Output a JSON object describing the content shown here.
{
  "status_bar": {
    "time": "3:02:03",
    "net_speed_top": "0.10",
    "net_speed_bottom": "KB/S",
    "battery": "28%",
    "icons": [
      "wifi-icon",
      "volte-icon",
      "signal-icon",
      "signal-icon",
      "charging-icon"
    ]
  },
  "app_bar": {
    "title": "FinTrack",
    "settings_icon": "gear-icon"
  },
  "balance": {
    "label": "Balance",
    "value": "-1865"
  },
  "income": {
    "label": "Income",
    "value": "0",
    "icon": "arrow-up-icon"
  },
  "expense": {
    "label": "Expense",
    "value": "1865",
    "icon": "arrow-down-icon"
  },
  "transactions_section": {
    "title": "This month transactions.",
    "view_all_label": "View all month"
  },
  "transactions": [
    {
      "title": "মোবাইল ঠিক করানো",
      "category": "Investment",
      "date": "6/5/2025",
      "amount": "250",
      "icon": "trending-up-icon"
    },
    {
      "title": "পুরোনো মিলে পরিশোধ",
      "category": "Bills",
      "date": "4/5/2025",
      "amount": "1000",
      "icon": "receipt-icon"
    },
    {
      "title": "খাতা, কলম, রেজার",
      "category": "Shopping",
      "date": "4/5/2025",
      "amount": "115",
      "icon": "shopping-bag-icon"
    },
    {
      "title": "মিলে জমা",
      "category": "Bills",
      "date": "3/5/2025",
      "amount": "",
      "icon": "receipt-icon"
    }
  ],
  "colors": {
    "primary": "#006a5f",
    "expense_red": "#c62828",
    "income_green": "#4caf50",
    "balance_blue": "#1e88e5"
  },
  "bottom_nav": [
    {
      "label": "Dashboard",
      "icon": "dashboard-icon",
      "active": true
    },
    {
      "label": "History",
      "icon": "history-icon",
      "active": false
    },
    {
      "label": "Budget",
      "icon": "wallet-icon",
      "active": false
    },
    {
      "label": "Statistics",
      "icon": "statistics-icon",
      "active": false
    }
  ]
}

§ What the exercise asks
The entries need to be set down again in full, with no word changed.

§ Output of the task
Output a JSON object describing the content shown here.
{
  "status_bar": {
    "time": "3:02:03",
    "net_speed_top": "0.10",
    "net_speed_bottom": "KB/S",
    "battery": "28%",
    "icons": [
      "wifi-icon",
      "volte-icon",
      "signal-icon",
      "signal-icon",
      "charging-icon"
    ]
  },
  "app_bar": {
    "title": "FinTrack",
    "settings_icon": "gear-icon"
  },
  "balance": {
    "label": "Balance",
    "value": "-1865"
  },
  "income": {
    "label": "Income",
    "value": "0",
    "icon": "arrow-up-icon"
  },
  "expense": {
    "label": "Expense",
    "value": "1865",
    "icon": "arrow-down-icon"
  },
  "transactions_section": {
    "title": "This month transactions.",
    "view_all_label": "View all month"
  },
  "transactions": [
    {
      "title": "মোবাইল ঠিক করানো",
      "category": "Investment",
      "date": "6/5/2025",
      "amount": "250",
      "icon": "trending-up-icon"
    },
    {
      "title": "পুরোনো মিলে পরিশোধ",
      "category": "Bills",
      "date": "4/5/2025",
      "amount": "1000",
      "icon": "receipt-icon"
    },
    {
      "title": "খাতা, কলম, রেজার",
      "category": "Shopping",
      "date": "4/5/2025",
      "amount": "115",
      "icon": "shopping-bag-icon"
    },
    {
      "title": "মিলে জমা",
      "category": "Bills",
      "date": "3/5/2025",
      "amount": "",
      "icon": "receipt-icon"
    }
  ],
  "colors": {
    "primary": "#006a5f",
    "expense_red": "#c62828",
    "income_green": "#4caf50",
    "balance_blue": "#1e88e5"
  },
  "bottom_nav": [
    {
      "label": "Dashboard",
      "icon": "dashboard-icon",
      "active": true
    },
    {
      "label": "History",
      "icon": "history-icon",
      "active": false
    },
    {
      "label": "Budget",
      "icon": "wallet-icon",
      "active": false
    },
    {
      "label": "Statistics",
      "icon": "statistics-icon",
      "active": false
    }
  ]
}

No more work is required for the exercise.